[[ Data for this exercise open ]]

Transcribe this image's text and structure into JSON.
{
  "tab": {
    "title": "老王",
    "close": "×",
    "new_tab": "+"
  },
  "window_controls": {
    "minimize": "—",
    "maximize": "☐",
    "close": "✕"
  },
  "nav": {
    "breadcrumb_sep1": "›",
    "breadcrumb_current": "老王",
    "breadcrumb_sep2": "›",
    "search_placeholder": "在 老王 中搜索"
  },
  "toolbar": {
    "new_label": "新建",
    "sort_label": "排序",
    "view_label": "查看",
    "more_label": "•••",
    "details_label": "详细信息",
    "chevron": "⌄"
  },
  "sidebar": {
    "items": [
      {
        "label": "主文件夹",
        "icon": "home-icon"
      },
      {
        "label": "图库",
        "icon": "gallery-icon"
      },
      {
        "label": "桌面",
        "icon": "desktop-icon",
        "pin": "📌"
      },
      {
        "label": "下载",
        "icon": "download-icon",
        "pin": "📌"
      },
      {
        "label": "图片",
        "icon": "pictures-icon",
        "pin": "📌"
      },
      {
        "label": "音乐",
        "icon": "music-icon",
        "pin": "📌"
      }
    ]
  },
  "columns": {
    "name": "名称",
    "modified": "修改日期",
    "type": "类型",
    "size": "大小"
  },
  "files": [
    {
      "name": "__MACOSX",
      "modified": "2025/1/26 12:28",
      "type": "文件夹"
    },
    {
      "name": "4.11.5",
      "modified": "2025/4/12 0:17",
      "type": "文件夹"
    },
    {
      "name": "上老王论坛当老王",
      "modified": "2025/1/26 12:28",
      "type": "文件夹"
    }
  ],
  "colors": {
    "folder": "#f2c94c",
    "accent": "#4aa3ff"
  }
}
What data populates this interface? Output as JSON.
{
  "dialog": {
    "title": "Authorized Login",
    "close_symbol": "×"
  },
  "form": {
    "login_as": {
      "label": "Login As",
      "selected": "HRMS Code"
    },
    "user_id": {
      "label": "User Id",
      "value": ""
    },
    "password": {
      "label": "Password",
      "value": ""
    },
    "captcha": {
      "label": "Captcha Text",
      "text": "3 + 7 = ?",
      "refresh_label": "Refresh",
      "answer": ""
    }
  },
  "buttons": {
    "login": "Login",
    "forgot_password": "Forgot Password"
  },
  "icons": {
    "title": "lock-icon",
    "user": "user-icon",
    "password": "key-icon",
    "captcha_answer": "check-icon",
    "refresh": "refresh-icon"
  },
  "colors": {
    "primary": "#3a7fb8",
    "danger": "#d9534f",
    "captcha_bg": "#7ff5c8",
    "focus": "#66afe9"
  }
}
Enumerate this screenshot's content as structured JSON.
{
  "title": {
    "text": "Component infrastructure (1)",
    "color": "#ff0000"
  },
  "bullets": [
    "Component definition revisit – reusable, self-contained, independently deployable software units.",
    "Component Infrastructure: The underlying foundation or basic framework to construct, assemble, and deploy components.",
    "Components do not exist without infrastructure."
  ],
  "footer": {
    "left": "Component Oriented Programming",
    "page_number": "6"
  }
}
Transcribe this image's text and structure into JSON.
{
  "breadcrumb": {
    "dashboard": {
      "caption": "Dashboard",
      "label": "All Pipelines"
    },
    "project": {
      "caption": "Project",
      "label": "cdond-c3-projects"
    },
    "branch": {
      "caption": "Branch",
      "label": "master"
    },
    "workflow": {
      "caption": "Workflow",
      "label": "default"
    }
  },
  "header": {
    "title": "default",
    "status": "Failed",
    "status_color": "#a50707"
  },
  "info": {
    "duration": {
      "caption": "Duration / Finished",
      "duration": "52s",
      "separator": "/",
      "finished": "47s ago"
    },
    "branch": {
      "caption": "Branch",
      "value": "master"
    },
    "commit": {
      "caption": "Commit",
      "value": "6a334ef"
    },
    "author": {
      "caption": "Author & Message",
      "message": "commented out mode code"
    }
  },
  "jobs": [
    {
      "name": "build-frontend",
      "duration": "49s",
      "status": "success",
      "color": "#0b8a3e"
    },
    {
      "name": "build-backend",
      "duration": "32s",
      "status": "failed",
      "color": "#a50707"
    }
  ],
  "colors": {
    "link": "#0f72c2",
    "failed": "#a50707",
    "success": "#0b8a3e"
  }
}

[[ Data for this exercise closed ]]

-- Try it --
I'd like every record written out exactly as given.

-- Result --
Transcribe this image's text and structure into JSON.
{
  "tab": {
    "title": "老王",
    "close": "×",
    "new_tab": "+"
  },
  "window_controls": {
    "minimize": "—",
    "maximize": "☐",
    "close": "✕"
  },
  "nav": {
    "breadcrumb_sep1": "›",
    "breadcrumb_current": "老王",
    "breadcrumb_sep2": "›",
    "search_placeholder": "在 老王 中搜索"
  },
  "toolbar": {
    "new_label": "新建",
    "sort_label": "排序",
    "view_label": "查看",
    "more_label": "•••",
    "details_label": "详细信息",
    "chevron": "⌄"
  },
  "sidebar": {
    "items": [
      {
        "label": "主文件夹",
        "icon": "home-icon"
      },
      {
        "label": "图库",
        "icon": "gallery-icon"
      },
      {
        "label": "桌面",
        "icon": "desktop-icon",
        "pin": "📌"
      },
      {
        "label": "下载",
        "icon": "download-icon",
        "pin": "📌"
      },
      {
        "label": "图片",
        "icon": "pictures-icon",
        "pin": "📌"
      },
      {
        "label": "音乐",
        "icon": "music-icon",
        "pin": "📌"
      }
    ]
  },
  "columns": {
    "name": "名称",
    "modified": "修改日期",
    "type": "类型",
    "size": "大小"
  },
  "files": [
    {
      "name": "__MACOSX",
      "modified": "2025/1/26 12:28",
      "type": "文件夹"
    },
    {
      "name": "4.11.5",
      "modified": "2025/4/12 0:17",
      "type": "文件夹"
    },
    {
      "name": "上老王论坛当老王",
      "modified": "2025/1/26 12:28",
      "type": "文件夹"
    }
  ],
  "colors": {
    "folder": "#f2c94c",
    "accent": "#4aa3ff"
  }
}
What data populates this interface? Output as JSON.
{
  "dialog": {
    "title": "Authorized Login",
    "close_symbol": "×"
  },
  "form": {
    "login_as": {
      "label": "Login As",
      "selected": "HRMS Code"
    },
    "user_id": {
      "label": "User Id",
      "value": ""
    },
    "password": {
      "label": "Password",
      "value": ""
    },
    "captcha": {
      "label": "Captcha Text",
      "text": "3 + 7 = ?",
      "refresh_label": "Refresh",
      "answer": ""
    }
  },
  "buttons": {
    "login": "Login",
    "forgot_password": "Forgot Password"
  },
  "icons": {
    "title": "lock-icon",
    "user": "user-icon",
    "password": "key-icon",
    "captcha_answer": "check-icon",
    "refresh": "refresh-icon"
  },
  "colors": {
    "primary": "#3a7fb8",
    "danger": "#d9534f",
    "captcha_bg": "#7ff5c8",
    "focus": "#66afe9"
  }
}
Enumerate this screenshot's content as structured JSON.
{
  "title": {
    "text": "Component infrastructure (1)",
    "color": "#ff0000"
  },
  "bullets": [
    "Component definition revisit – reusable, self-contained, independently deployable software units.",
    "Component Infrastructure: The underlying foundation or basic framework to construct, assemble, and deploy components.",
    "Components do not exist without infrastructure."
  ],
  "footer": {
    "left": "Component Oriented Programming",
    "page_number": "6"
  }
}
Transcribe this image's text and structure into JSON.
{
  "breadcrumb": {
    "dashboard": {
      "caption": "Dashboard",
      "label": "All Pipelines"
    },
    "project": {
      "caption": "Project",
      "label": "cdond-c3-projects"
    },
    "branch": {
      "caption": "Branch",
      "label": "master"
    },
    "workflow": {
      "caption": "Workflow",
      "label": "default"
    }
  },
  "header": {
    "title": "default",
    "status": "Failed",
    "status_color": "#a50707"
  },
  "info": {
    "duration": {
      "caption": "Duration / Finished",
      "duration": "52s",
      "separator": "/",
      "finished": "47s ago"
    },
    "branch": {
      "caption": "Branch",
      "value": "master"
    },
    "commit": {
      "caption": "Commit",
      "value": "6a334ef"
    },
    "author": {
      "caption": "Author & Message",
      "message": "commented out mode code"
    }
  },
  "jobs": [
    {
      "name": "build-frontend",
      "duration": "49s",
      "status": "success",
      "color": "#0b8a3e"
    },
    {
      "name": "build-backend",
      "duration": "32s",
      "status": "failed",
      "color": "#a50707"
    }
  ],
  "colors": {
    "link": "#0f72c2",
    "failed": "#a50707",
    "success": "#0b8a3e"
  }
}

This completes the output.